[[ Information shown open ]]

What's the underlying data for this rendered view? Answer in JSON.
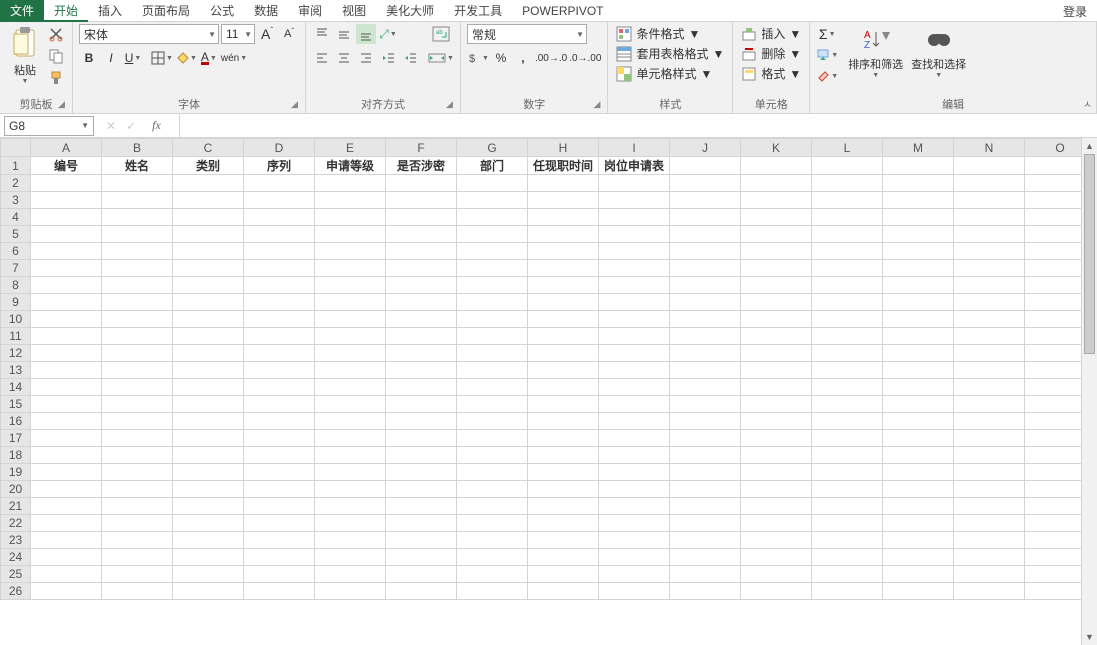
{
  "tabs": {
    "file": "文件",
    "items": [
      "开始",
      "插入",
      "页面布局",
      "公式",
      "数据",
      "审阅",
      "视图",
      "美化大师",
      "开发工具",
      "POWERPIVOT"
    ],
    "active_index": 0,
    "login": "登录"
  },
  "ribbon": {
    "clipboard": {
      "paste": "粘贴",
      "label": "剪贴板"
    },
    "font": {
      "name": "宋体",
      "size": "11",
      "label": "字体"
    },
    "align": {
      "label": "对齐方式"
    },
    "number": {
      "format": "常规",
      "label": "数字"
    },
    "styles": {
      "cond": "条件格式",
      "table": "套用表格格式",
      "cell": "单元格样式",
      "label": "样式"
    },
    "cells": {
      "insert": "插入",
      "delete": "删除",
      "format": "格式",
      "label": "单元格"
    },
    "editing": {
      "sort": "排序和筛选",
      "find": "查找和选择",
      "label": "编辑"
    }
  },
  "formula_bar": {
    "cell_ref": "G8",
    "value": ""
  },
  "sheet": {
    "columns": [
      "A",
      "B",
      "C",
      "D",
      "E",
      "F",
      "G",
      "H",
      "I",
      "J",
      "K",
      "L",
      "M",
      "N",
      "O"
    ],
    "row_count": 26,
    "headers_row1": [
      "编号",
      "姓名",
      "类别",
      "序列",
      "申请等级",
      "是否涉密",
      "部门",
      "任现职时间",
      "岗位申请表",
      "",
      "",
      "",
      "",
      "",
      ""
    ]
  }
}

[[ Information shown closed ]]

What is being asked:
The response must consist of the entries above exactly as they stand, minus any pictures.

Result of this task:
What's the underlying data for this rendered view? Answer in JSON.
{
  "tabs": {
    "file": "文件",
    "items": [
      "开始",
      "插入",
      "页面布局",
      "公式",
      "数据",
      "审阅",
      "视图",
      "美化大师",
      "开发工具",
      "POWERPIVOT"
    ],
    "active_index": 0,
    "login": "登录"
  },
  "ribbon": {
    "clipboard": {
      "paste": "粘贴",
      "label": "剪贴板"
    },
    "font": {
      "name": "宋体",
      "size": "11",
      "label": "字体"
    },
    "align": {
      "label": "对齐方式"
    },
    "number": {
      "format": "常规",
      "label": "数字"
    },
    "styles": {
      "cond": "条件格式",
      "table": "套用表格格式",
      "cell": "单元格样式",
      "label": "样式"
    },
    "cells": {
      "insert": "插入",
      "delete": "删除",
      "format": "格式",
      "label": "单元格"
    },
    "editing": {
      "sort": "排序和筛选",
      "find": "查找和选择",
      "label": "编辑"
    }
  },
  "formula_bar": {
    "cell_ref": "G8",
    "value": ""
  },
  "sheet": {
    "columns": [
      "A",
      "B",
      "C",
      "D",
      "E",
      "F",
      "G",
      "H",
      "I",
      "J",
      "K",
      "L",
      "M",
      "N",
      "O"
    ],
    "row_count": 26,
    "headers_row1": [
      "编号",
      "姓名",
      "类别",
      "序列",
      "申请等级",
      "是否涉密",
      "部门",
      "任现职时间",
      "岗位申请表",
      "",
      "",
      "",
      "",
      "",
      ""
    ]
  }
}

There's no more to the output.